The Independent Enquiry Commission chaired by Toni Tolker-Nielsen, ESA Inspector General, has reported the results of its analysis of the Ariane 5 launcher’s trajectory deviation during Flight VA241 flight on 25 January 2018. The faulty launch left SES-14 and Al Yah 3 in a transfer orbit with a dramatically increased inclination of 20.6 degrees, compared with the expected 3 degrees. The apogee and perigee were close to the targeted 45,234 x 249km for the planned super-synchronous orbit.

The analysis found that while the launcher mechanism and the rest of the flight programme operated as planned (including the later “dog leg” manoeuvre by the upper stage to make a small reduction to inclination), an incorrect value set in the system led to the wrong azimuth value being aimed for by the vehicle’s two Inertial reference systems at launch.

The launch azimuth is the angle between north direction and the projection of the initial orbit plane onto the launch location. In effect, it is the compass heading aimed for after launch.

For this VA241 launch a “special” platform azimuth value for the IMU (Inertial Measurement Unit) alignment should have been set at 70 degrees, but was instead mistakenly set to 90 degrees – the more normal setting. The inertial reference system was aligned at the usual and planned 90 degrees azimuth, however a correction of 20 degrees to the target azimuth had to be set so that the rocket thought it was heading to 70 degrees as it flew at 90. This software change was requested because one of the satellites carried, the Al Yah 3 (this is corrected from previously written SES-14), had to be released at a right angle relative to the direction of motion of the rocket (i.e. its velocity vector). This correction was needed to prevent one of the rocket’s gyros going past its null position as this delivery happened.

However, the failure to make the 20 degree azimuth setting change correctly led to the Ariane 5 ECA rocket actually flying with a 20-degree shift southwards to an launch azimuth of 110 degrees in a south easterly direction.

The faulty ground track (shown yellow) was initially faithfully shown on the CNES display of the launch. It is veering further south of its planned South Easterly track (green). Courtesy: CNES

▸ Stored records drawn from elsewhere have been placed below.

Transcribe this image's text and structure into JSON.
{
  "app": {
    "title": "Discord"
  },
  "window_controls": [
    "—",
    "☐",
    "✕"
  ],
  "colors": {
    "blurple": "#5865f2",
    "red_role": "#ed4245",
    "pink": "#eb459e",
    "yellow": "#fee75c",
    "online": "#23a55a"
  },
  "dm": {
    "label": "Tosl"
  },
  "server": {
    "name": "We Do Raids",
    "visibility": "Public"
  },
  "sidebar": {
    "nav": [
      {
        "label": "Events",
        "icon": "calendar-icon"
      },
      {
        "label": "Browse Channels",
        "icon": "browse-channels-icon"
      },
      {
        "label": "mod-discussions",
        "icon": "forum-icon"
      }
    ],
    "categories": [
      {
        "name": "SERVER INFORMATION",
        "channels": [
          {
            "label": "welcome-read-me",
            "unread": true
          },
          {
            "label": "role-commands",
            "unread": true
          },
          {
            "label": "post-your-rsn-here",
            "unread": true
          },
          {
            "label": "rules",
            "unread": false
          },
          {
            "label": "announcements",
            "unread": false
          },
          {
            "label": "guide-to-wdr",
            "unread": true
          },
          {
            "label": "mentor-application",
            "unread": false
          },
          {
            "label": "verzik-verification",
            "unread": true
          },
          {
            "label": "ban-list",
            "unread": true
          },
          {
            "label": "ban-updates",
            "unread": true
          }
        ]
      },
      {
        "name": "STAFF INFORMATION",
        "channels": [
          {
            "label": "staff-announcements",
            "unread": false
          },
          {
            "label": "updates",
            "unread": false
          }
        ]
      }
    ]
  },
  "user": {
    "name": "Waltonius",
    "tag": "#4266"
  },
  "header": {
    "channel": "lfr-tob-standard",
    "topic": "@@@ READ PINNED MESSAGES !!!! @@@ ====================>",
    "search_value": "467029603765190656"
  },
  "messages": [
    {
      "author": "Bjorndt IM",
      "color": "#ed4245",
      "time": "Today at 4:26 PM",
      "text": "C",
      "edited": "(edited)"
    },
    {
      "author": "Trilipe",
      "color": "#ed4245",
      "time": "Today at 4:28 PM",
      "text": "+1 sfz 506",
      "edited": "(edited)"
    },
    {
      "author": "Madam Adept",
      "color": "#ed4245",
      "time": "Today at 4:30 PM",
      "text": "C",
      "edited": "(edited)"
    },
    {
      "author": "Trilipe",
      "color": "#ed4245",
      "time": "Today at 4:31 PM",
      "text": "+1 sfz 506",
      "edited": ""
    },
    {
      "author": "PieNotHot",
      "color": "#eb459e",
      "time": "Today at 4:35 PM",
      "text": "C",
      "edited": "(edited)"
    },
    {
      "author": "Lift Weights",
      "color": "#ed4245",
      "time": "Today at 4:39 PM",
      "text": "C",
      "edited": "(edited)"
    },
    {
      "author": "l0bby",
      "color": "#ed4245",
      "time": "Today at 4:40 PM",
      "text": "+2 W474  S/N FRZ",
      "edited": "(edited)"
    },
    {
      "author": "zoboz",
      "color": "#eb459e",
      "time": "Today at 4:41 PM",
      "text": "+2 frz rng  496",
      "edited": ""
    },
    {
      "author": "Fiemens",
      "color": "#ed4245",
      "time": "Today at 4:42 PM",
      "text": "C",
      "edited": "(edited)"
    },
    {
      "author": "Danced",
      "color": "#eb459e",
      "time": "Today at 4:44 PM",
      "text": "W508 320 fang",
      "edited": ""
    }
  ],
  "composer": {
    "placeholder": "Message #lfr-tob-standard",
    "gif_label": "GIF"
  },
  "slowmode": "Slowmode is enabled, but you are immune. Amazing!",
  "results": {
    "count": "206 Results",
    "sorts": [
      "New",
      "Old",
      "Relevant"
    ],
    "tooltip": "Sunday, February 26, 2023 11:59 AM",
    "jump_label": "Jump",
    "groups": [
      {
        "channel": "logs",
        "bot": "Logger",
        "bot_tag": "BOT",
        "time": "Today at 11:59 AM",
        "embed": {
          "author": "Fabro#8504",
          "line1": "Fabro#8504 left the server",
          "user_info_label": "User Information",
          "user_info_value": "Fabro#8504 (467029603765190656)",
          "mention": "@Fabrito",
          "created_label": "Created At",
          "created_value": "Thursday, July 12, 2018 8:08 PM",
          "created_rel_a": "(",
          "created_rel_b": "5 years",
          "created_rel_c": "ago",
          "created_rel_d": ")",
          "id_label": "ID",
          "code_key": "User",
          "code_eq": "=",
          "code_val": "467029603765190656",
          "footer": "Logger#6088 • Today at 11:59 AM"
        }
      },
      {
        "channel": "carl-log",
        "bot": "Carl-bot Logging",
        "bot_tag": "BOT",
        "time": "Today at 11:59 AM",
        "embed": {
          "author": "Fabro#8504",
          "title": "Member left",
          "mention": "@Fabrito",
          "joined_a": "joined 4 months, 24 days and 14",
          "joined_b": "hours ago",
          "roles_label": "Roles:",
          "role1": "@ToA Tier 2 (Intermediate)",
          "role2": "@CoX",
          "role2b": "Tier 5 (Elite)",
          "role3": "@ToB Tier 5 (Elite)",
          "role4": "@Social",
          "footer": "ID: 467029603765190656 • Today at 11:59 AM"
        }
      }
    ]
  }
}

Due to the rarity of such an IMU alignment setting change, the targeting fault was not detected by the standard quality checks carried out during the Ariane 5 preparation. The result was that the launch was sent in a South Easterly direction rather than in the planned Easterly one.

The Independent Enquiry Commission’s work has recommended more robust control of data used in preparation for future missions. Arianespace and ArianeGroup immediately implemented the recommendations and expect Ariane fights to resume in March.

Despite the satisfactory results of the enquiry, local concern remains that the rocket passed close to the town of Kourou with no attempt being made to destroy it for range safety reasons. Meanwhile, the deviation in the trajectory meant that later in the flight telemetry was lost as tracking radars and telemetry receivers at Natal and Ascension Island were pointing in the wrong direction. For most of the flight no-one had any idea where the rocket was until signals were received indicating that the two satellites had reached orbit.